*Work required*.
Below are some lines of data. Return all of them as they are.

--- START ---

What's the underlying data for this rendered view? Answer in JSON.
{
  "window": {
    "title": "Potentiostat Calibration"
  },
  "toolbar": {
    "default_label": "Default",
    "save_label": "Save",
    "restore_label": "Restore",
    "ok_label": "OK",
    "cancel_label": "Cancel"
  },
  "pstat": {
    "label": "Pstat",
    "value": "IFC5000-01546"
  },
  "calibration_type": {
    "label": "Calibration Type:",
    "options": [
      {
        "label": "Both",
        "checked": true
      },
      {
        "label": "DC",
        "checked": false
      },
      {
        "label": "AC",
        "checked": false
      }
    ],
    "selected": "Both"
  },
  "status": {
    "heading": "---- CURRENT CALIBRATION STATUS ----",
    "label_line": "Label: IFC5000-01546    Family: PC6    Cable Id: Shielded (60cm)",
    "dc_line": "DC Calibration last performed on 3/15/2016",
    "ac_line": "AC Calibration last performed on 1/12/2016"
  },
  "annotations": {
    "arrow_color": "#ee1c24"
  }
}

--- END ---

*Written response*.
What's the underlying data for this rendered view? Answer in JSON.
{
  "window": {
    "title": "Potentiostat Calibration"
  },
  "toolbar": {
    "default_label": "Default",
    "save_label": "Save",
    "restore_label": "Restore",
    "ok_label": "OK",
    "cancel_label": "Cancel"
  },
  "pstat": {
    "label": "Pstat",
    "value": "IFC5000-01546"
  },
  "calibration_type": {
    "label": "Calibration Type:",
    "options": [
      {
        "label": "Both",
        "checked": true
      },
      {
        "label": "DC",
        "checked": false
      },
      {
        "label": "AC",
        "checked": false
      }
    ],
    "selected": "Both"
  },
  "status": {
    "heading": "---- CURRENT CALIBRATION STATUS ----",
    "label_line": "Label: IFC5000-01546    Family: PC6    Cable Id: Shielded (60cm)",
    "dc_line": "DC Calibration last performed on 3/15/2016",
    "ac_line": "AC Calibration last performed on 1/12/2016"
  },
  "annotations": {
    "arrow_color": "#ee1c24"
  }
}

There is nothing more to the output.